*** Opening Data ***

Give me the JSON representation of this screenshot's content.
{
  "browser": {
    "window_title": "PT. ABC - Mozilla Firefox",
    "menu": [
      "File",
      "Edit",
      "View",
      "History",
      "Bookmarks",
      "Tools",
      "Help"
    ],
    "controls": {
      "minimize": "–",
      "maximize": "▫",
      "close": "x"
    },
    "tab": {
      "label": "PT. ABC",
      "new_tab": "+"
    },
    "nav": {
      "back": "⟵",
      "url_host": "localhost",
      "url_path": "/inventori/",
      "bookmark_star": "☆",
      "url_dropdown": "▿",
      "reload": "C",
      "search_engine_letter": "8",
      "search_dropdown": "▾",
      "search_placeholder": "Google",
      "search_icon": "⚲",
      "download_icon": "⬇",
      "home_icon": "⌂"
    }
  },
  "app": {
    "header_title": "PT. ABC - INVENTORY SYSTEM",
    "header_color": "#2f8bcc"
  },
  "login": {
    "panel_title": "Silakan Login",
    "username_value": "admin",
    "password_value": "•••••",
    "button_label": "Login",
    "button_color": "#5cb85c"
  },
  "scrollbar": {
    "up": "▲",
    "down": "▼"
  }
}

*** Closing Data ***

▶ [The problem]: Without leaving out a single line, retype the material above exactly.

▶ [Finished exercise]:
Give me the JSON representation of this screenshot's content.
{
  "browser": {
    "window_title": "PT. ABC - Mozilla Firefox",
    "menu": [
      "File",
      "Edit",
      "View",
      "History",
      "Bookmarks",
      "Tools",
      "Help"
    ],
    "controls": {
      "minimize": "–",
      "maximize": "▫",
      "close": "x"
    },
    "tab": {
      "label": "PT. ABC",
      "new_tab": "+"
    },
    "nav": {
      "back": "⟵",
      "url_host": "localhost",
      "url_path": "/inventori/",
      "bookmark_star": "☆",
      "url_dropdown": "▿",
      "reload": "C",
      "search_engine_letter": "8",
      "search_dropdown": "▾",
      "search_placeholder": "Google",
      "search_icon": "⚲",
      "download_icon": "⬇",
      "home_icon": "⌂"
    }
  },
  "app": {
    "header_title": "PT. ABC - INVENTORY SYSTEM",
    "header_color": "#2f8bcc"
  },
  "login": {
    "panel_title": "Silakan Login",
    "username_value": "admin",
    "password_value": "•••••",
    "button_label": "Login",
    "button_color": "#5cb85c"
  },
  "scrollbar": {
    "up": "▲",
    "down": "▼"
  }
}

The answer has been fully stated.